Deposed Catalan leader Carles Puigdemont on Wednesday vowed to remain in exile in Brussels.
Spain dropped its international arrest warrant for Puigdemont on Monday to avoid a lengthy extradition trial, saying it appeared that he and his former ministers were likely to return to Spain to contest the upcoming election in Catalonia.
Puigdemont told reporters he hoped to return to Spain if elected to Catalonia's parliament, but said he was unsure if he would be arrested.
"We have to carefully consider such a decision before taking it," Puigdemont said at a press conference in Brussels. "For the moment we will stay here."
Spain fears losing case: Puigdemont
Puigdemont and four ex-cabinet members fled to Brussels shortly after they were sacked by the central government for calling an illegal referendum in October and declaring independence. They are due to face charges of rebellion, sedition and misappropriation of funds.
Puigdemont claimed on Wednesday that Spain dropped the international warrant for fear of losing the extradition case.
"The Spanish state became scared of losing.
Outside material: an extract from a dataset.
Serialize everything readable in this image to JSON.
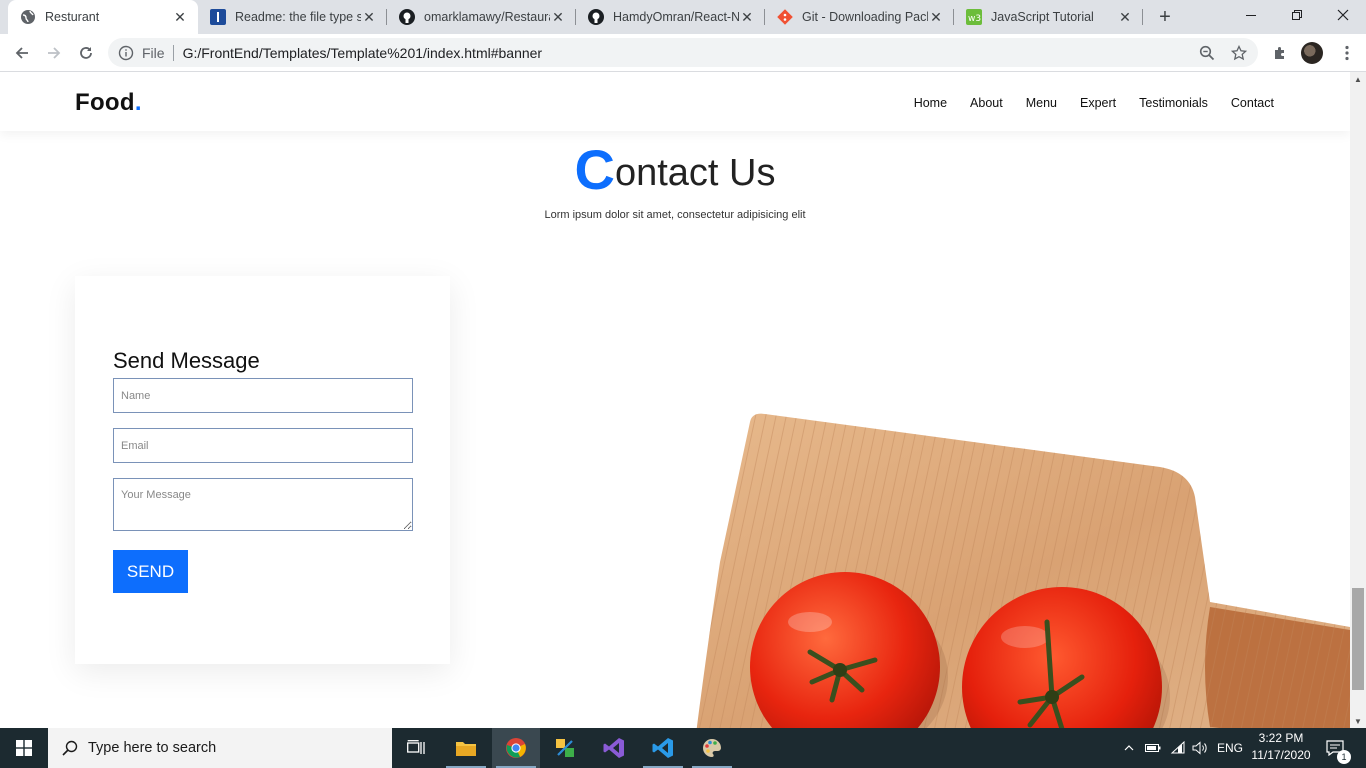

This shows that we are facing a political cause and that the European warrant was a political fudge from the beginning," Puigdemont said.
Pro-independence activists have called a rally in Brussels for Thursday to call for Europe's involvement in the issue.
The wife of jailed separatist activist Jordi Cuixart, who heads Omnium Cultural, told DW in Brussels that they were hoping for the support of European institutions.
"This is not (just) a domestic issue of Spain it is a domestic issue of Europe, because we are part of Europe. And we need our rights," Txell Bonet said.
Her husband Cuixart has been held since October on charges of sedition after his Omnium Cultural group allegedly urged supporters to take part in protests that hindered police in the run up to the referendum.
Bonet told DW they had a young child and that she had to travel hundreds of kilometers to visit him.
On Tuesday Omnium Cultural said in a statement that it considered "arbitrary and unfair" the decision by the Spanish Supreme Court judge to keep in Cuixart in custody along with three other jailed separatists, while freeing six Catalan politicians on bails of €100,000 ($118,000).
Organizers of Thursday's "Europe, Wake up!" have reportedly organized charter planes and busses to transport Catalans to the Belgian capital.
aw/jm (Reuters, AFP, dpa)